Baltimore police vans have video cameras in the back to monitor their prisoners. But in another strike against the prosecution, the camera in Goodson’s van wasn’t working. Baltimore police have moved to upgrade and modernize their vans, but that won’t help the prosecutors in any future Gray-related prosecutions.

“This shows how difficult it is,” said Ric Simmons, a criminal law professor at Ohio State University, “to prove cases of police lethal use of force beyond a reasonable doubt.” Simmons said, “This also shows that the recent string of grand juries that refused to indict in police lethal use of force cases were perhaps not so irrational after all..The legal case against Goodson was not very strong and a judge, who will look only at the evidence and the law, was much more likely to acquit than a jury.”

In his ruling, Williams said that “no evidence was presented that the defendant knew or should have known of the acute distress Mr. Gray may have been in at that time.” Later he ruled, “the Court finds that there is insufficient evidence that the defendant gave or intended to give Mr. Gray a rough ride…there has been no credible evidence presented at this trial that the defendant intended for any crime to happen.”

Eldridge reminded that the judge “was a prosecutor in Baltimore City. He’s saying, ‘not only did you lie during discovery, but I had to ask five or six times to have it now, but you didn’t have a scintilla of the evidence you said you did.'” He said there was no evidence of a “rough ride,” and that prosecutors “still have no idea when the injury occurred.”

State’s attorney Mosby faces a difficult choice now. Dismissing charges against the remaining four officers could set off the civil unrest she presumably forestalled by charging them less than two weeks after Gray’s death. But proceeding with four more trials after losing two and getting a hung jury on a third would probably be seen as unfair by the police and legal community, and further poison the relationship between her prosecutors and the city police, who must work together on every other case in the city every day.
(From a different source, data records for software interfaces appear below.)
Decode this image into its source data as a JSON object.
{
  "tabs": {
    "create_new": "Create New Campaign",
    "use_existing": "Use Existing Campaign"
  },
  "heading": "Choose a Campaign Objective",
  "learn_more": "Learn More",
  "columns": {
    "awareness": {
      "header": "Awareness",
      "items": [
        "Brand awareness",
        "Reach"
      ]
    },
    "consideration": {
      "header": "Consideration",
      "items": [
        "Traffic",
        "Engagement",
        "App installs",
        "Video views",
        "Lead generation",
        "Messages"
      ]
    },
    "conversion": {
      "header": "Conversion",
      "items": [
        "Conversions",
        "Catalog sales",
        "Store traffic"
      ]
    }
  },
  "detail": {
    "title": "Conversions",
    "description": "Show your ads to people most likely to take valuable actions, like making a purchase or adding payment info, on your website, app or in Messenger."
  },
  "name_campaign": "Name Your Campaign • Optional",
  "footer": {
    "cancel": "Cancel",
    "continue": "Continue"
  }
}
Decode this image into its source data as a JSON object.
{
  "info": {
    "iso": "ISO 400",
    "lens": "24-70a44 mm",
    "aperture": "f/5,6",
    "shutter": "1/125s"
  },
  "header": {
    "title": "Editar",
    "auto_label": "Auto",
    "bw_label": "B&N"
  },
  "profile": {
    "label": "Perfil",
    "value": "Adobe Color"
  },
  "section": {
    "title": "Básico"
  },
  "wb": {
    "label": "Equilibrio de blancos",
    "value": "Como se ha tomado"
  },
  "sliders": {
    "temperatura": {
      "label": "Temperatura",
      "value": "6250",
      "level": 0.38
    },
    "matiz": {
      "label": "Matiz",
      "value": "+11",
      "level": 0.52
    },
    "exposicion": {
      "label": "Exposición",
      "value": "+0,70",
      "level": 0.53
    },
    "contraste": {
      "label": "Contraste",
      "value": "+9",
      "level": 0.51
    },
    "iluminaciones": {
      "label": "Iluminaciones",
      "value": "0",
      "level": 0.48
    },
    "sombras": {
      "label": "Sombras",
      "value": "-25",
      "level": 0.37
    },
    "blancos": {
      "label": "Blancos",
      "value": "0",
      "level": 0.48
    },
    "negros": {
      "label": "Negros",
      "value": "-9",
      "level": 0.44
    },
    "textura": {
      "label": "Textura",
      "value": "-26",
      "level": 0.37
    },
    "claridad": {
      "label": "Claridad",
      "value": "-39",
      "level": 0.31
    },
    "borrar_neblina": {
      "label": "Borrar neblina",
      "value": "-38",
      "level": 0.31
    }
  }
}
“I don’t think this office has the wisdom to make that decision,” Eldridge said. “What’s sad is I worked there. I worked with Mosby. This is her youthful inexperience shining through. They’ve lost 50 experienced state’s attorneys since she’s been there, and crime in Baltimore has skyrocketed.”

Six Baltimore police officers were charged in the death and arrest of Freddie Gray. Here’s who they are. (Claritza Jimenez, Erin Patrick O'Connor/The Washington Post)